the homogeneous principle that 'like attracts like' has been intentionally affecting our churches for well over a decade now, but it has been part of the dna of church for a LOT longer than that. nevertheless, is it, as an intentional, formal, chosen pathway....a good thing?
when i was a youth leader at church, we took our young people to what must have been one of the first specifically designated 'youth' churches in the country. we thought this was a good idea...and it probably was. our young people loved it, we loved it, it was like church on speed. for us. it probably wasn't like that for them all the time. for us it was a bit like going to soul survivor and then dealing with the youth expecting church to be like that all the time.
but i hadn't realised at the time that this was a new type of church. for us this was a 'youth event' that we took our kids there on a friday night, but it was never meant to replace 'church'. now, of course, i'm old and wise, and i realise that we were all on the cusp of a fresh expressions explosion and this was the beginning of that.
i began to wonder what it was like for those young people, attempting to build the kind of community that must be part of being church - and these 'tourists' would turn up every so often and treat it like a show. i'm sure we weren't the only ones. i suspect HTB have the same problem. but i digress.
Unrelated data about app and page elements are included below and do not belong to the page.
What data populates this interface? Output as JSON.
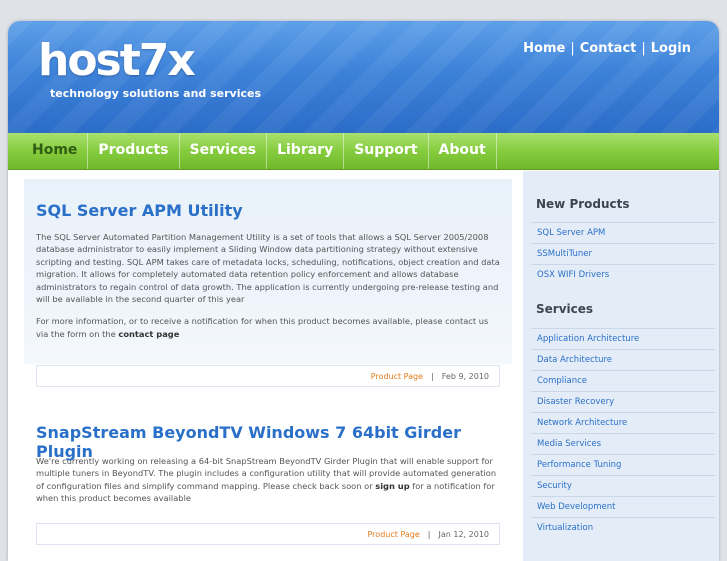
{
  "header": {
    "logo": "host7x",
    "tagline": "technology solutions and services",
    "links": [
      "Home",
      "Contact",
      "Login"
    ]
  },
  "nav": {
    "items": [
      "Home",
      "Products",
      "Services",
      "Library",
      "Support",
      "About"
    ]
  },
  "posts": [
    {
      "title": "SQL Server APM Utility",
      "body": "The SQL Server Automated Partition Management Utility is a set of tools that allows a SQL Server 2005/2008 database administrator to easily implement a Sliding Window data partitioning strategy without extensive scripting and testing. SQL APM takes care of metadata locks, scheduling, notifications, object creation and data migration. It allows for completely automated data retention policy enforcement and allows database administrators to regain control of data growth. The application is currently undergoing pre-release testing and will be available in the second quarter of this year",
      "body2_pre": "For more information, or to receive a notification for when this product becomes available, please contact us via the form on the ",
      "body2_link": "contact page",
      "product_link": "Product Page",
      "sep": "|",
      "date": "Feb 9, 2010"
    },
    {
      "title": "SnapStream BeyondTV Windows 7 64bit Girder Plugin",
      "body_pre": "We're currently working on releasing a 64-bit SnapStream BeyondTV Girder Plugin that will enable support for multiple tuners in BeyondTV. The plugin includes a configuration utility that will provide automated generation of configuration files and simplify command mapping. Please check back soon or ",
      "body_link": "sign up",
      "body_post": " for a notification for when this product becomes available",
      "product_link": "Product Page",
      "sep": "|",
      "date": "Jan 12, 2010"
    }
  ],
  "sidebar": {
    "new_products_heading": "New Products",
    "new_products": [
      "SQL Server APM",
      "SSMultiTuner",
      "OSX WIFI Drivers"
    ],
    "services_heading": "Services",
    "services": [
      "Application Architecture",
      "Data Architecture",
      "Compliance",
      "Disaster Recovery",
      "Network Architecture",
      "Media Services",
      "Performance Tuning",
      "Security",
      "Web Development",
      "Virtualization"
    ]
  }
}
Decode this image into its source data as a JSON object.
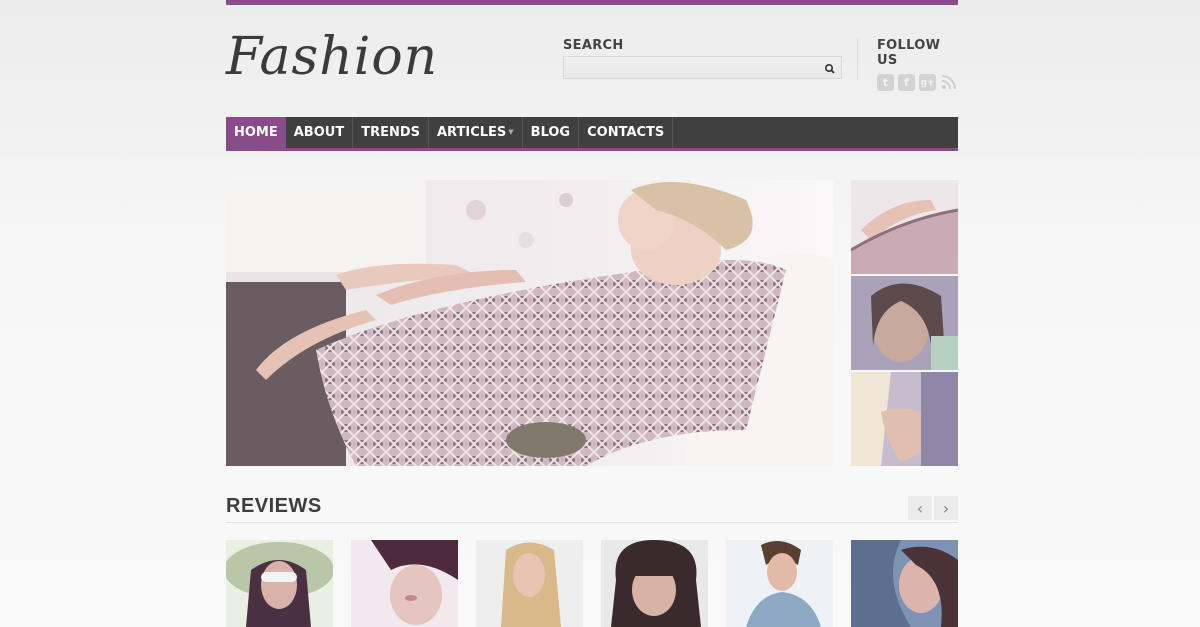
{
  "brand": {
    "logo_text": "Fashion",
    "accent_color": "#8a4b8b"
  },
  "search": {
    "title": "SEARCH",
    "placeholder": "",
    "button_icon": "search-icon"
  },
  "follow": {
    "title": "FOLLOW US",
    "icons": [
      {
        "name": "twitter-icon",
        "glyph": "t"
      },
      {
        "name": "facebook-icon",
        "glyph": "f"
      },
      {
        "name": "googleplus-icon",
        "glyph": "g+"
      },
      {
        "name": "rss-icon",
        "glyph": "❟"
      }
    ]
  },
  "nav": {
    "items": [
      {
        "label": "HOME",
        "active": true
      },
      {
        "label": "ABOUT",
        "active": false
      },
      {
        "label": "TRENDS",
        "active": false
      },
      {
        "label": "ARTICLES",
        "active": false,
        "has_dropdown": true
      },
      {
        "label": "BLOG",
        "active": false
      },
      {
        "label": "CONTACTS",
        "active": false
      }
    ]
  },
  "slider": {
    "main_image": "woman-in-wicker-chair-photo",
    "thumbnails": [
      "wicker-chair-thumb",
      "woman-portrait-thumb",
      "hand-detail-thumb"
    ]
  },
  "reviews": {
    "title": "REVIEWS",
    "prev_icon": "chevron-left-icon",
    "next_icon": "chevron-right-icon",
    "items": [
      "woman-sun-hat-photo",
      "woman-short-hair-photo",
      "blonde-woman-photo",
      "woman-bob-haircut-photo",
      "man-denim-jacket-photo",
      "woman-windswept-hair-photo"
    ]
  }
}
and when i began to think about it...the idea of a church community that was specifically designed to only be open to one particular type of person, i found myself discomfited. surely that's not the idea of church? is it healthy for a church to be simply full of the same type of person? as an intentional act?
it may be that this is what happens in our churches by default. this bothers me too. but that is somewhat different from intentionally excluding people - it can be just as unhealthy of course and when we think we're inclusive but are actually unintentionally excluding people, that can be more difficult to change, as a culture in a church. but it's not the same as setting up a church that is *explicitly* exclusive.
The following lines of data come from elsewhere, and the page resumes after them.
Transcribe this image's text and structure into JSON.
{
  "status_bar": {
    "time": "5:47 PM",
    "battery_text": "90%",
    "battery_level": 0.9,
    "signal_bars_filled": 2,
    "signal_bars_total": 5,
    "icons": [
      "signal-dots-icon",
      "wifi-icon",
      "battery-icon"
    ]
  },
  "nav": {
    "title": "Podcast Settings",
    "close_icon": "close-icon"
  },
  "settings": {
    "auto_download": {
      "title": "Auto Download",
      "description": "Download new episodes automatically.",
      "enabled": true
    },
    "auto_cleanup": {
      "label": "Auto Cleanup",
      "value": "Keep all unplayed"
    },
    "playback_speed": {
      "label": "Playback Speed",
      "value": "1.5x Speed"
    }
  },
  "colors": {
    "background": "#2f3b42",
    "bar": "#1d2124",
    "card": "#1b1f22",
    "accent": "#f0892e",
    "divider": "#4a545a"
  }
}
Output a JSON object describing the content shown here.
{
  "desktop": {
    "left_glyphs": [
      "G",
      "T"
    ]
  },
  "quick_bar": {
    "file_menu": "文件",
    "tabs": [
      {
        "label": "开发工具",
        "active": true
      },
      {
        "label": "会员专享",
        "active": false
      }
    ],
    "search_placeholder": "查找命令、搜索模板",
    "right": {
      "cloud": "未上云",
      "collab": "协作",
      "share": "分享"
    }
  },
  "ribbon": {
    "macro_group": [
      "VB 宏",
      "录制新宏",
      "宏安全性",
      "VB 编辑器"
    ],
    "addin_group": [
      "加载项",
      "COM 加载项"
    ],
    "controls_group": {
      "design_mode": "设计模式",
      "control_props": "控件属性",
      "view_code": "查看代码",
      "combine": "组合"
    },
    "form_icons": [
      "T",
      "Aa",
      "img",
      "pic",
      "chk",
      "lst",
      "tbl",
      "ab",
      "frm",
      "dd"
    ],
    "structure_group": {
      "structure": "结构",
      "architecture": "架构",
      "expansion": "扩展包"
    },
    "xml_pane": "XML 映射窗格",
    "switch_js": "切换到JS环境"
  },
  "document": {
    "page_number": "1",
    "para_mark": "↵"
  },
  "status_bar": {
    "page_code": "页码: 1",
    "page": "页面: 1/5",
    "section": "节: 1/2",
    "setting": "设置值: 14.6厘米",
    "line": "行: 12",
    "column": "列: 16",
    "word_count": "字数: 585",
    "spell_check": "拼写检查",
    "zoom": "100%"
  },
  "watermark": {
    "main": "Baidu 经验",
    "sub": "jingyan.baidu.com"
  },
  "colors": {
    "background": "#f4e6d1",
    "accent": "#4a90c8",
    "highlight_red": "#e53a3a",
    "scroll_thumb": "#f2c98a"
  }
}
of course, we do congregate with people who are like us, this, i've discovered is a universal human behaviour. but then that's not church. church is for jerusalem, judea, samaria and the ends of the earth.
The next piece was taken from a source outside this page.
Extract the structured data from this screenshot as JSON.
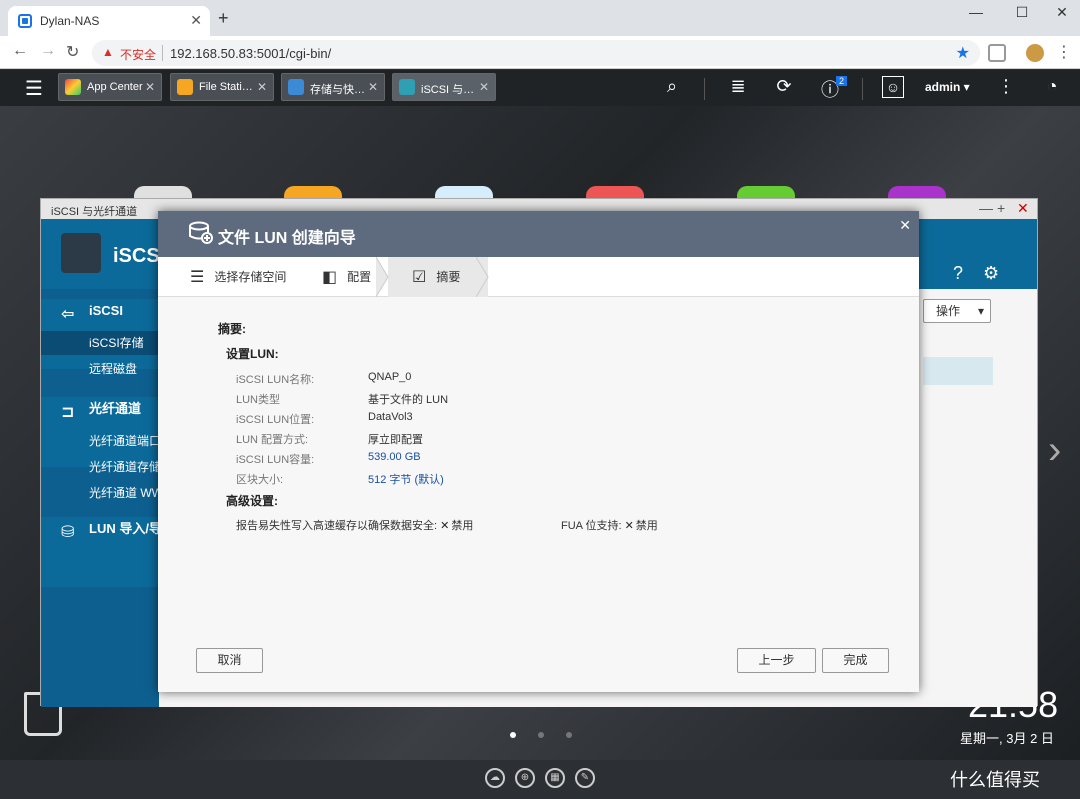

so, am i being naive?
i wouldn't want to stop us having groups that facilitate growing into church together, for our young people, our old people, our...whatever people/insert here. but i'm not sure that any group that is *only* for such and such set of people, can ever really be defined as 'church'.
what d'you think?